--- TASK BRIEF ---
Your answer should be a single number: the count of lines in the material below that hold "local".

--- DATASET EXCERPTS ---
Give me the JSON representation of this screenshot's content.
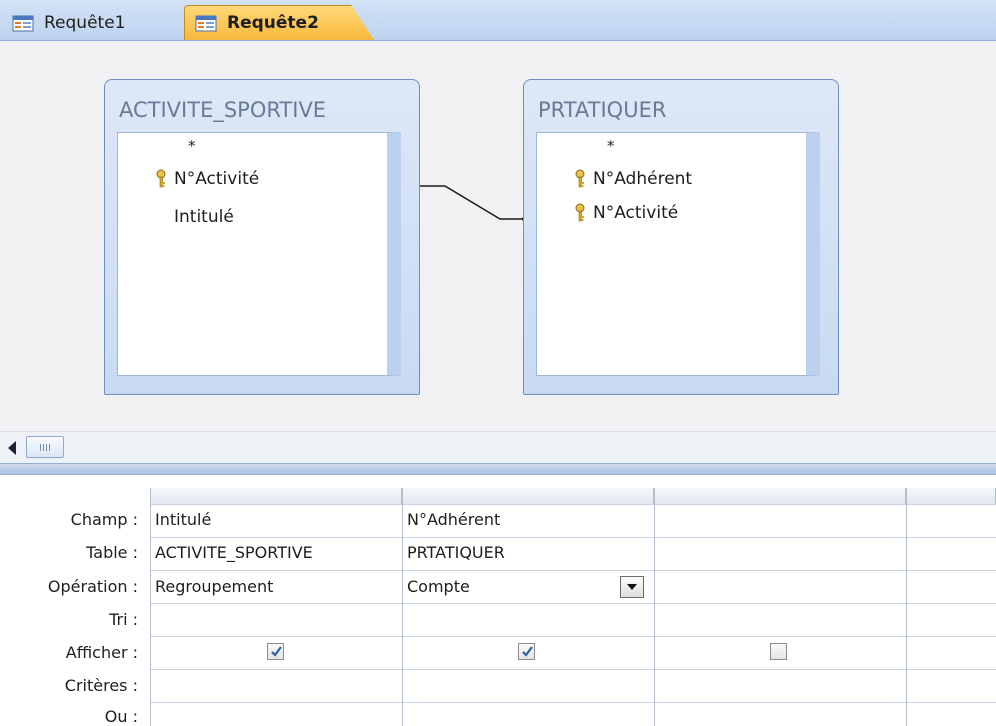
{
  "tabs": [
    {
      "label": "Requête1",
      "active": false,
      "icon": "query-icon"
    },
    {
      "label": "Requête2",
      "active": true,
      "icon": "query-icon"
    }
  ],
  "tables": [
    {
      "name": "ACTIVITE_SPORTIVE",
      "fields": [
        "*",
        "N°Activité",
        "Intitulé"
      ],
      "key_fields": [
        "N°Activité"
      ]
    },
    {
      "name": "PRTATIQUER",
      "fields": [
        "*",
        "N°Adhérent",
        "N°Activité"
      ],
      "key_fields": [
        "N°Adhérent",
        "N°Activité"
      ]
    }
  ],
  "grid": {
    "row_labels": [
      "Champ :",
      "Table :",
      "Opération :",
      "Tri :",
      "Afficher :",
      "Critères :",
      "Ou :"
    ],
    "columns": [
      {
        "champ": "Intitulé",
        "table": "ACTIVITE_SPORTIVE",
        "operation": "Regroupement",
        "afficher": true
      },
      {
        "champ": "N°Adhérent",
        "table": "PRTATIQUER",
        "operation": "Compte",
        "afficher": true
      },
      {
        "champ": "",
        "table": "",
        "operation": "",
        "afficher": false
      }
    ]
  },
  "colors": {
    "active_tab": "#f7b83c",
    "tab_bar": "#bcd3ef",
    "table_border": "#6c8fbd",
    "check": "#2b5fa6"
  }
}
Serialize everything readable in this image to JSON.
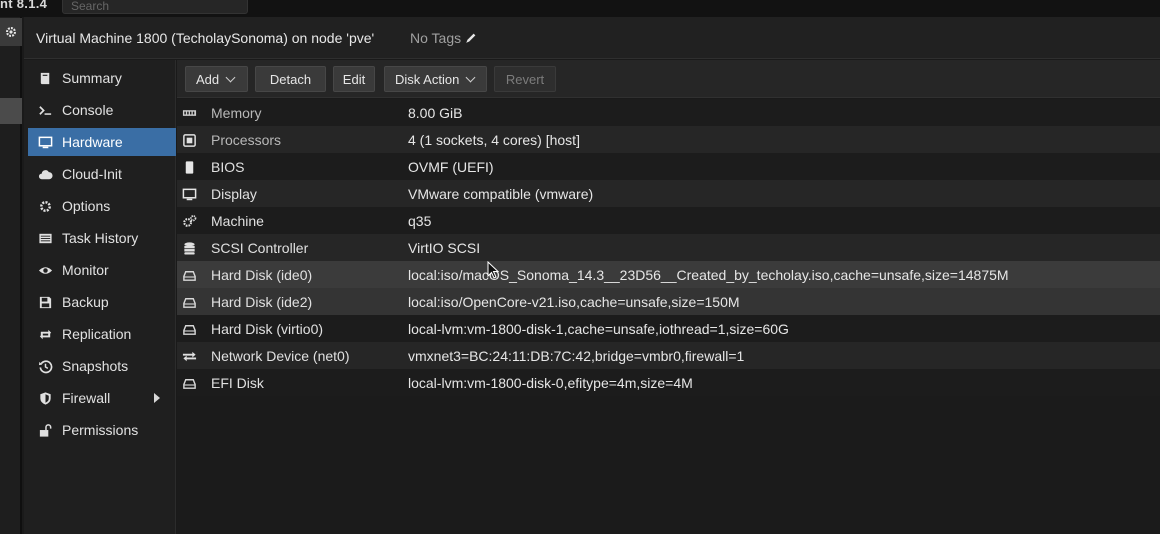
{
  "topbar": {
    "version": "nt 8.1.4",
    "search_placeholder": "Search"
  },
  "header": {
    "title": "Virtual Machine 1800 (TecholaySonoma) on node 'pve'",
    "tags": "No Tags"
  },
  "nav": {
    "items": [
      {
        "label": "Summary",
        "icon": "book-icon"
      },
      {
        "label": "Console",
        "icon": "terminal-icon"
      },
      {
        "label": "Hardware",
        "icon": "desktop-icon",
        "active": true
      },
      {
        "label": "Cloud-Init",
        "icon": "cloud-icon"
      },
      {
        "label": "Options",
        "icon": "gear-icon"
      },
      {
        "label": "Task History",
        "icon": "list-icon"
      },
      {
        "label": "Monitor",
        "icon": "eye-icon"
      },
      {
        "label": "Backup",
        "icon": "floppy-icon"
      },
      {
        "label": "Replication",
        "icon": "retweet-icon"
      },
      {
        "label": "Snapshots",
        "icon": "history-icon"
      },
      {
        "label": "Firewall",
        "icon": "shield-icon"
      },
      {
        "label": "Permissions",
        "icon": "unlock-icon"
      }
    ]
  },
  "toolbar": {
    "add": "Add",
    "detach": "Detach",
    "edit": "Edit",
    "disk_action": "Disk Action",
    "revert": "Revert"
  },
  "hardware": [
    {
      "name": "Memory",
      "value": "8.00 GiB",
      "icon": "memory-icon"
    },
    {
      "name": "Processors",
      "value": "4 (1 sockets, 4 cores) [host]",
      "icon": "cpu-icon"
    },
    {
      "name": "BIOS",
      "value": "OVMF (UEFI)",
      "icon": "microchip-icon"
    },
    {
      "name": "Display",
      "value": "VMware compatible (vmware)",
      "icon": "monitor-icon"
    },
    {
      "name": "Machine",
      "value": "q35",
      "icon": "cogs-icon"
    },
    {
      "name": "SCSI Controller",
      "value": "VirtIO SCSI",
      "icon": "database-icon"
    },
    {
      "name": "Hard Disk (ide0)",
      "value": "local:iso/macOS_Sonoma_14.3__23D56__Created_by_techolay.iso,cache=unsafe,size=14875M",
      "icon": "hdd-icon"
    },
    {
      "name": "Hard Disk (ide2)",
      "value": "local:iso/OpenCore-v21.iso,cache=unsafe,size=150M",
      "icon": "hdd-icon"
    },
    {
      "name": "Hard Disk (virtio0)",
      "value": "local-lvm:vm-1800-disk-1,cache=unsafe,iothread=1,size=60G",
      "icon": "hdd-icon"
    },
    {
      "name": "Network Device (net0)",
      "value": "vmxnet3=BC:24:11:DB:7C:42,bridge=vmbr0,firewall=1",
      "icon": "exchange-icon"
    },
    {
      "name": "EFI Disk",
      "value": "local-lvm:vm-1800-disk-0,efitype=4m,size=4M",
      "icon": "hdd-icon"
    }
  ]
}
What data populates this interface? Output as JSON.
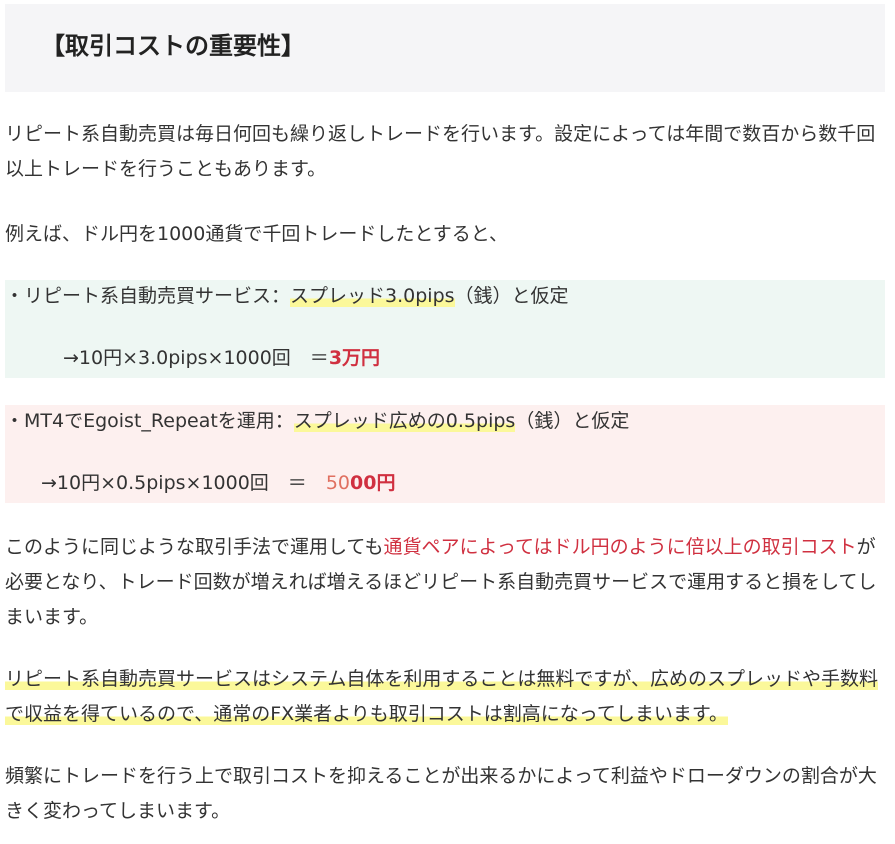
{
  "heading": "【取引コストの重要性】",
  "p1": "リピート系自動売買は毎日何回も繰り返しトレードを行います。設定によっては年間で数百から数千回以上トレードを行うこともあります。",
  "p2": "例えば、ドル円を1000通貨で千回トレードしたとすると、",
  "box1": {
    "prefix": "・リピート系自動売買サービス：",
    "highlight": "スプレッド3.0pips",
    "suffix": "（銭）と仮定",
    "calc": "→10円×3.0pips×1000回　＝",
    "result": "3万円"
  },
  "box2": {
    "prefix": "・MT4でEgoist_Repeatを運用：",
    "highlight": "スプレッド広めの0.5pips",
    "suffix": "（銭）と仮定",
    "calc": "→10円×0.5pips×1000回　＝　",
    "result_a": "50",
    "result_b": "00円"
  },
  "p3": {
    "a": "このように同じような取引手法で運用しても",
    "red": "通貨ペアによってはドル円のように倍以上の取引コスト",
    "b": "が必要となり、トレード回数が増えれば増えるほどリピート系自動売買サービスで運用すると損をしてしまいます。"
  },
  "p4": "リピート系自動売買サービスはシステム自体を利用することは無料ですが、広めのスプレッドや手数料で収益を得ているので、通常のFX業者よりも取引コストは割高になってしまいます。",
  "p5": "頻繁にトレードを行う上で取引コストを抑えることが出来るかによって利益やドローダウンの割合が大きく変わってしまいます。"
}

--- ANSWER ---
4